> Available data:
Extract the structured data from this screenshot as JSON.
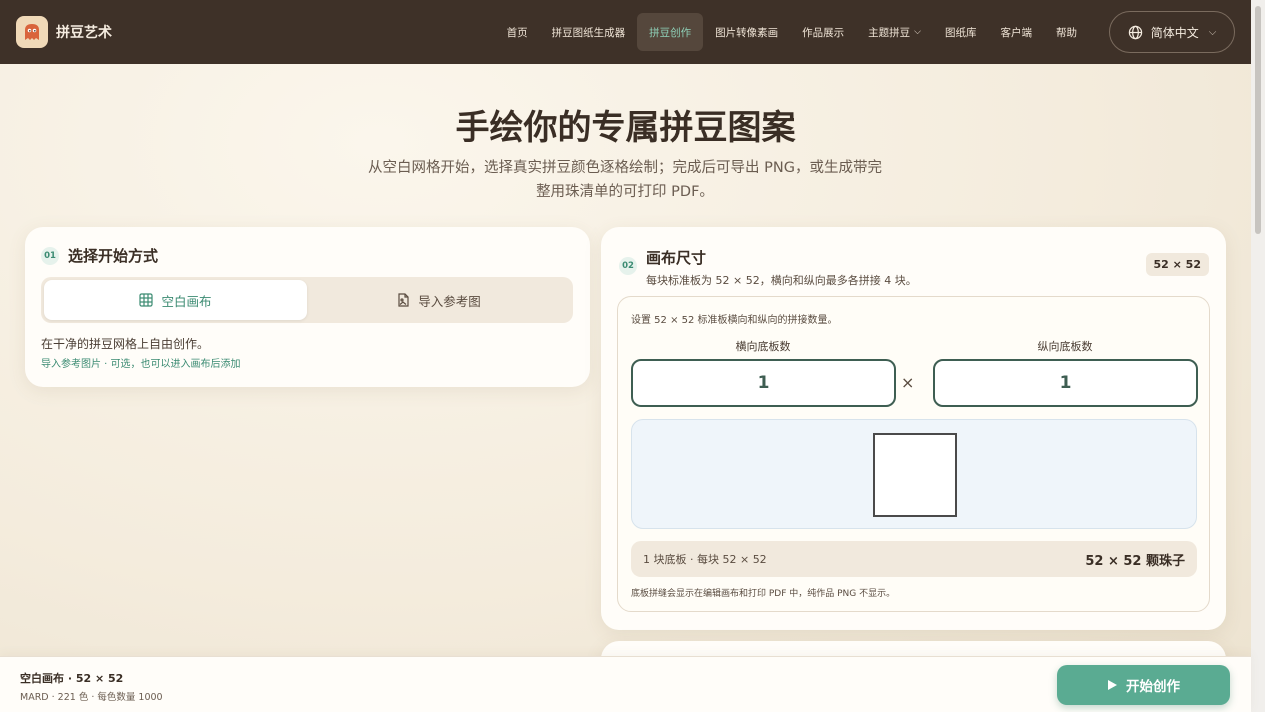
{
  "nav": {
    "brand": "拼豆艺术",
    "items": [
      {
        "label": "首页"
      },
      {
        "label": "拼豆图纸生成器"
      },
      {
        "label": "拼豆创作",
        "active": true
      },
      {
        "label": "图片转像素画"
      },
      {
        "label": "作品展示"
      },
      {
        "label": "主题拼豆",
        "dropdown": true
      },
      {
        "label": "图纸库"
      },
      {
        "label": "客户端"
      },
      {
        "label": "帮助"
      }
    ],
    "language": "简体中文"
  },
  "hero": {
    "title": "手绘你的专属拼豆图案",
    "subtitle_line1": "从空白网格开始，选择真实拼豆颜色逐格绘制；完成后可导出 PNG，或生成带完",
    "subtitle_line2": "整用珠清单的可打印 PDF。"
  },
  "start_mode": {
    "step": "01",
    "title": "选择开始方式",
    "options": [
      {
        "label": "空白画布",
        "icon": "grid-icon",
        "active": true
      },
      {
        "label": "导入参考图",
        "icon": "image-file-icon",
        "active": false
      }
    ],
    "description": "在干净的拼豆网格上自由创作。",
    "hint": "导入参考图片 · 可选，也可以进入画布后添加"
  },
  "canvas_size": {
    "step": "02",
    "title": "画布尺寸",
    "subtitle": "每块标准板为 52 × 52，横向和纵向最多各拼接 4 块。",
    "badge": "52 × 52",
    "settings_desc": "设置 52 × 52 标准板横向和纵向的拼接数量。",
    "horizontal_label": "横向底板数",
    "horizontal_value": "1",
    "times": "×",
    "vertical_label": "纵向底板数",
    "vertical_value": "1",
    "summary_left": "1 块底板 · 每块 52 × 52",
    "summary_right": "52 × 52 颗珠子",
    "note": "底板拼缝会显示在编辑画布和打印 PDF 中，纯作品 PNG 不显示。"
  },
  "bottom_bar": {
    "line1": "空白画布 · 52 × 52",
    "line2": "MARD · 221 色 · 每色数量 1000",
    "start_label": "开始创作"
  },
  "colors": {
    "nav_bg": "#3e3128",
    "accent": "#5aab92",
    "accent_text": "#3b8b72",
    "input_border": "#3e5e52"
  }
}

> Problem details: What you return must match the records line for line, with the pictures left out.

> Expected answer:
Extract the structured data from this screenshot as JSON.
{
  "nav": {
    "brand": "拼豆艺术",
    "items": [
      {
        "label": "首页"
      },
      {
        "label": "拼豆图纸生成器"
      },
      {
        "label": "拼豆创作",
        "active": true
      },
      {
        "label": "图片转像素画"
      },
      {
        "label": "作品展示"
      },
      {
        "label": "主题拼豆",
        "dropdown": true
      },
      {
        "label": "图纸库"
      },
      {
        "label": "客户端"
      },
      {
        "label": "帮助"
      }
    ],
    "language": "简体中文"
  },
  "hero": {
    "title": "手绘你的专属拼豆图案",
    "subtitle_line1": "从空白网格开始，选择真实拼豆颜色逐格绘制；完成后可导出 PNG，或生成带完",
    "subtitle_line2": "整用珠清单的可打印 PDF。"
  },
  "start_mode": {
    "step": "01",
    "title": "选择开始方式",
    "options": [
      {
        "label": "空白画布",
        "icon": "grid-icon",
        "active": true
      },
      {
        "label": "导入参考图",
        "icon": "image-file-icon",
        "active": false
      }
    ],
    "description": "在干净的拼豆网格上自由创作。",
    "hint": "导入参考图片 · 可选，也可以进入画布后添加"
  },
  "canvas_size": {
    "step": "02",
    "title": "画布尺寸",
    "subtitle": "每块标准板为 52 × 52，横向和纵向最多各拼接 4 块。",
    "badge": "52 × 52",
    "settings_desc": "设置 52 × 52 标准板横向和纵向的拼接数量。",
    "horizontal_label": "横向底板数",
    "horizontal_value": "1",
    "times": "×",
    "vertical_label": "纵向底板数",
    "vertical_value": "1",
    "summary_left": "1 块底板 · 每块 52 × 52",
    "summary_right": "52 × 52 颗珠子",
    "note": "底板拼缝会显示在编辑画布和打印 PDF 中，纯作品 PNG 不显示。"
  },
  "bottom_bar": {
    "line1": "空白画布 · 52 × 52",
    "line2": "MARD · 221 色 · 每色数量 1000",
    "start_label": "开始创作"
  },
  "colors": {
    "nav_bg": "#3e3128",
    "accent": "#5aab92",
    "accent_text": "#3b8b72",
    "input_border": "#3e5e52"
  }
}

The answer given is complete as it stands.